§ **WHAT YOU ARE ASKED TO DO**
Report every line of the records that contains the word "legend".

--- DATA FOR THE TASK Enclosed Below ---

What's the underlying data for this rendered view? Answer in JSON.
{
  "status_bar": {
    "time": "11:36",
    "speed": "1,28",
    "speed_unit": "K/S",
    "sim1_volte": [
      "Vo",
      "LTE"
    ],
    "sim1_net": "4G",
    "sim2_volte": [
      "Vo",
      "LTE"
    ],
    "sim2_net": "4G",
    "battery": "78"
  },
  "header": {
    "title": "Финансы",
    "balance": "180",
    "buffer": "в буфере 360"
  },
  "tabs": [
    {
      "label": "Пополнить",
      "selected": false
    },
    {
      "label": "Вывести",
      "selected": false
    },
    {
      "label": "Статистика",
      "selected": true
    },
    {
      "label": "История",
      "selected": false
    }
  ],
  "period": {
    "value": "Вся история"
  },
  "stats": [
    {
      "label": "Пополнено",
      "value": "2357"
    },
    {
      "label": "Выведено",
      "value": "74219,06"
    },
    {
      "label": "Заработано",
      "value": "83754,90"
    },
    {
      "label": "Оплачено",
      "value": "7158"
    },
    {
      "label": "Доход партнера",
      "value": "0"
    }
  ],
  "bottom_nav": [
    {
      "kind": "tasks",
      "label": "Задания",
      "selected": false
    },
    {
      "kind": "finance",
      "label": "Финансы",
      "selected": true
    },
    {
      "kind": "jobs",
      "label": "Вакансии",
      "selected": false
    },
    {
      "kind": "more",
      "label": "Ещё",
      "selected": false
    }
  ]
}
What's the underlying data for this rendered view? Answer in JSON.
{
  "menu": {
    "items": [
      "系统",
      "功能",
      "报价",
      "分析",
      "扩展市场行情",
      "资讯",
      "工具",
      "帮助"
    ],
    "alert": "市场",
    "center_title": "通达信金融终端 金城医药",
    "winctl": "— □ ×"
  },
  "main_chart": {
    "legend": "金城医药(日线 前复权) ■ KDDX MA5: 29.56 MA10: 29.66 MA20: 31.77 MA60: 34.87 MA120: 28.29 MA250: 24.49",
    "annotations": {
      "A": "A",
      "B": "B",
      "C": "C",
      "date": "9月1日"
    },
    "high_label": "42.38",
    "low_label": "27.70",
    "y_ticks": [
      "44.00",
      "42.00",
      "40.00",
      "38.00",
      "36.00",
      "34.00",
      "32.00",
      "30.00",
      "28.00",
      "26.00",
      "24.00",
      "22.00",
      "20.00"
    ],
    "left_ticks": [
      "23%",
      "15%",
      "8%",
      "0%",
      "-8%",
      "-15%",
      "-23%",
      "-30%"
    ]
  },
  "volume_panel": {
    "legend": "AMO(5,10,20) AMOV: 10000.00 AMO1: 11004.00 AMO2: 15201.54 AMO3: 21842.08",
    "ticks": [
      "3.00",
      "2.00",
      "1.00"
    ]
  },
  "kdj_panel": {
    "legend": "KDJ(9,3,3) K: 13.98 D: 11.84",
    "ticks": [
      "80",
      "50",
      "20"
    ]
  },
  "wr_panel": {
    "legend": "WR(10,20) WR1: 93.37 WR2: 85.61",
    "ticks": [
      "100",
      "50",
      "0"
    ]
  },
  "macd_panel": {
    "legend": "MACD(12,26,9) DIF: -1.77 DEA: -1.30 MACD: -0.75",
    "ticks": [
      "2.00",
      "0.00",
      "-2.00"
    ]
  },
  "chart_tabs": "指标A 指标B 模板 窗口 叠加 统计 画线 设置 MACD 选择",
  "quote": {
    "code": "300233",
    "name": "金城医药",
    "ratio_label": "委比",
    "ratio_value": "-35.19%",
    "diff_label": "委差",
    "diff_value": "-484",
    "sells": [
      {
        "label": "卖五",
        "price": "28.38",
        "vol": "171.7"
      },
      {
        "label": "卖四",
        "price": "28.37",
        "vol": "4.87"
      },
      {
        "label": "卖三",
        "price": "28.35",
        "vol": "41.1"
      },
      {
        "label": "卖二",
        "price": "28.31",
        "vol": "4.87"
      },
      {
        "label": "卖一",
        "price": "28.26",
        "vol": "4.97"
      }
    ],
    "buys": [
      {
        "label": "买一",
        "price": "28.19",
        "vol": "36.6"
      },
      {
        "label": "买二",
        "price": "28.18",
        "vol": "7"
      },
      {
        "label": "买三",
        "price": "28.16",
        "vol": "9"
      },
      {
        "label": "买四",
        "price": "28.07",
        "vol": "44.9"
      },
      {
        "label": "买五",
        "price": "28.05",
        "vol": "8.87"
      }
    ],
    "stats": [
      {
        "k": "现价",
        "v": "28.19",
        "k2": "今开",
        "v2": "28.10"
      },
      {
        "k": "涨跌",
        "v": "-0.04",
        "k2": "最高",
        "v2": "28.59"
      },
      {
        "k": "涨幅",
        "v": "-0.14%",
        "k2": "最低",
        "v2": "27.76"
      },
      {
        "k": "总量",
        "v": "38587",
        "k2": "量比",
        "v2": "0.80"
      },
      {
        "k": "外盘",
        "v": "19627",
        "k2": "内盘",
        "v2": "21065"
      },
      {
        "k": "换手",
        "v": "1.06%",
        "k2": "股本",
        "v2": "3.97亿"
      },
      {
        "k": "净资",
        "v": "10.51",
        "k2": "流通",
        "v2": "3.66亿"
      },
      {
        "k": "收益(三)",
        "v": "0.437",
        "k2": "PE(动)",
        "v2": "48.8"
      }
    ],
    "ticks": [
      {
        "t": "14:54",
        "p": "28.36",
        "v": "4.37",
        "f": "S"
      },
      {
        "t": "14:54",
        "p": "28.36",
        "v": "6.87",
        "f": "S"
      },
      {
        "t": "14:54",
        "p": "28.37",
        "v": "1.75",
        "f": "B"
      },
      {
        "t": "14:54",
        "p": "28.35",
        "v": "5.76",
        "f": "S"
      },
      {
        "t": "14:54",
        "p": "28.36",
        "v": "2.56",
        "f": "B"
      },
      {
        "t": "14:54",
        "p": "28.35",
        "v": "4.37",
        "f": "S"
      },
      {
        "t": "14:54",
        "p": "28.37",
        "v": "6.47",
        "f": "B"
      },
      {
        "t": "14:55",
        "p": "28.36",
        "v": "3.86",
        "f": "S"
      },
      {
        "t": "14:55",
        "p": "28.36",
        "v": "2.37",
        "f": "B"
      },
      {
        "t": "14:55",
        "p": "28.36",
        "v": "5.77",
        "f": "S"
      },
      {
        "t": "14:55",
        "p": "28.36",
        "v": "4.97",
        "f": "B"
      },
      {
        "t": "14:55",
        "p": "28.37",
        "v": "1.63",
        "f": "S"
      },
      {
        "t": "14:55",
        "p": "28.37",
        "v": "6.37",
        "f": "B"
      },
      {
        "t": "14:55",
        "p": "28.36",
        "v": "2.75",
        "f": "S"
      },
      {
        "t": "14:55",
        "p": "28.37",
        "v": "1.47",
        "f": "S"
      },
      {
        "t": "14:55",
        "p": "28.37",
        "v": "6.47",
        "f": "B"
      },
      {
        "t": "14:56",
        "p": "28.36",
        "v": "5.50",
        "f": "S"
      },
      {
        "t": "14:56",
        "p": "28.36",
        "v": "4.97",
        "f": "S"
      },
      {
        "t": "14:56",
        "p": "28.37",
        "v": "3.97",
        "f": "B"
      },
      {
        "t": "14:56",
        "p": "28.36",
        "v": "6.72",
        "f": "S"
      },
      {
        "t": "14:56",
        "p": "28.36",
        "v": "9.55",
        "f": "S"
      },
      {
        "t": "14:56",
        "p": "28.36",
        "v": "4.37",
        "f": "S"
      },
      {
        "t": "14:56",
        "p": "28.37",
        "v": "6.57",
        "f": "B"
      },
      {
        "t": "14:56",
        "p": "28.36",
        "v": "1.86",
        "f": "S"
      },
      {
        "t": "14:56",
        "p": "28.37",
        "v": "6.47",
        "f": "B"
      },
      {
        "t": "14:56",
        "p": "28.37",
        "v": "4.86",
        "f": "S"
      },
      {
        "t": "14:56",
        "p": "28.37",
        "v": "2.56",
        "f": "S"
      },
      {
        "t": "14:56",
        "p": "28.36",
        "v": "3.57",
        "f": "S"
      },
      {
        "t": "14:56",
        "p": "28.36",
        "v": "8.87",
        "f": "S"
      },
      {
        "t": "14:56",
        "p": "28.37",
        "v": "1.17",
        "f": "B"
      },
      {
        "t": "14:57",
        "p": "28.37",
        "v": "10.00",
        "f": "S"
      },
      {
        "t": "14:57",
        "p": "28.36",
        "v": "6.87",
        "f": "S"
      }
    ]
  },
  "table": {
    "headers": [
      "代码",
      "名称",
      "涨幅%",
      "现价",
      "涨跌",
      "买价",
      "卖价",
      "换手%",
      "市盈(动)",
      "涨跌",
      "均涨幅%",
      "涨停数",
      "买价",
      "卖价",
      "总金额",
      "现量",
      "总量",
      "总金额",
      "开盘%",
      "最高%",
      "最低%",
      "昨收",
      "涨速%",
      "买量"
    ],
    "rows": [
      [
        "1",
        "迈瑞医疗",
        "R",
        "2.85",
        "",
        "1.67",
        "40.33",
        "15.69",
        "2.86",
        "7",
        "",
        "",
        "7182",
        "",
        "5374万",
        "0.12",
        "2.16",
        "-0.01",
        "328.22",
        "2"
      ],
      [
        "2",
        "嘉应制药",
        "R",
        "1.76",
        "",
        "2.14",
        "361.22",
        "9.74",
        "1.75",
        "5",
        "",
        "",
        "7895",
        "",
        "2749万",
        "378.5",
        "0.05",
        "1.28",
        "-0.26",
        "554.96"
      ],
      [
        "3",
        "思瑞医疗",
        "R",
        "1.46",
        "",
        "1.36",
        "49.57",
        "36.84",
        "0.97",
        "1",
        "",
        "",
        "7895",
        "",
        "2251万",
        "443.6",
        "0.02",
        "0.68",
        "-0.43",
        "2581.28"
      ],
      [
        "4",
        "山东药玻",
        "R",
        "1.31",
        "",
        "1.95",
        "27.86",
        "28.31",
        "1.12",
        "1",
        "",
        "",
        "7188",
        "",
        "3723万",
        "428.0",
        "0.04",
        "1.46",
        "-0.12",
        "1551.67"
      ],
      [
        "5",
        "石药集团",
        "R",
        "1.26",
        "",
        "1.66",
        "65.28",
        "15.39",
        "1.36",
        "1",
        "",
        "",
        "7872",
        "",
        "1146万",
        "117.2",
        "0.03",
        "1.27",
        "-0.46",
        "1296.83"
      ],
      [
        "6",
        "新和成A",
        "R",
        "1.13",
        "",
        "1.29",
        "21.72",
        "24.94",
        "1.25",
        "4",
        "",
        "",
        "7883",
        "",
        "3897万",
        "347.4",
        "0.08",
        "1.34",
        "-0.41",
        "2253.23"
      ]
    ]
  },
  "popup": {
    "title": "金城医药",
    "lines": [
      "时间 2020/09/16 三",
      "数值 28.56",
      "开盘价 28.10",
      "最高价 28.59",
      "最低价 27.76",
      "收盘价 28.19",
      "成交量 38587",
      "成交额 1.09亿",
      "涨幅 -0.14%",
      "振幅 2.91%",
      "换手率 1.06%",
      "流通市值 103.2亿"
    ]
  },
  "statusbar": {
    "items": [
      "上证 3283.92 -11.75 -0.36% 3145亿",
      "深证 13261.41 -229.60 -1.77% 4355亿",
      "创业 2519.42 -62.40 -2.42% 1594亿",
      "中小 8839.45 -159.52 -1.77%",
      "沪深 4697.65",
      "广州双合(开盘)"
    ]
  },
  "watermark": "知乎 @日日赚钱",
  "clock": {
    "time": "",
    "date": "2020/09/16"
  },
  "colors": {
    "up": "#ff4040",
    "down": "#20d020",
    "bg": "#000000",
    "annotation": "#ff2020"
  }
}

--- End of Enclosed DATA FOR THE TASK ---

§ **WORKED SOLUTION**
    "legend": "金城医药(日线 前复权) ■ KDDX MA5: 29.56 MA10: 29.66 MA20: 31.77 MA60: 34.87 MA120: 28.29 MA250: 24.49",
    "legend": "AMO(5,10,20) AMOV: 10000.00 AMO1: 11004.00 AMO2: 15201.54 AMO3: 21842.08",
    "legend": "KDJ(9,3,3) K: 13.98 D: 11.84",
    "legend": "WR(10,20) WR1: 93.37 WR2: 85.61",
    "legend": "MACD(12,26,9) DIF: -1.77 DEA: -1.30 MACD: -0.75",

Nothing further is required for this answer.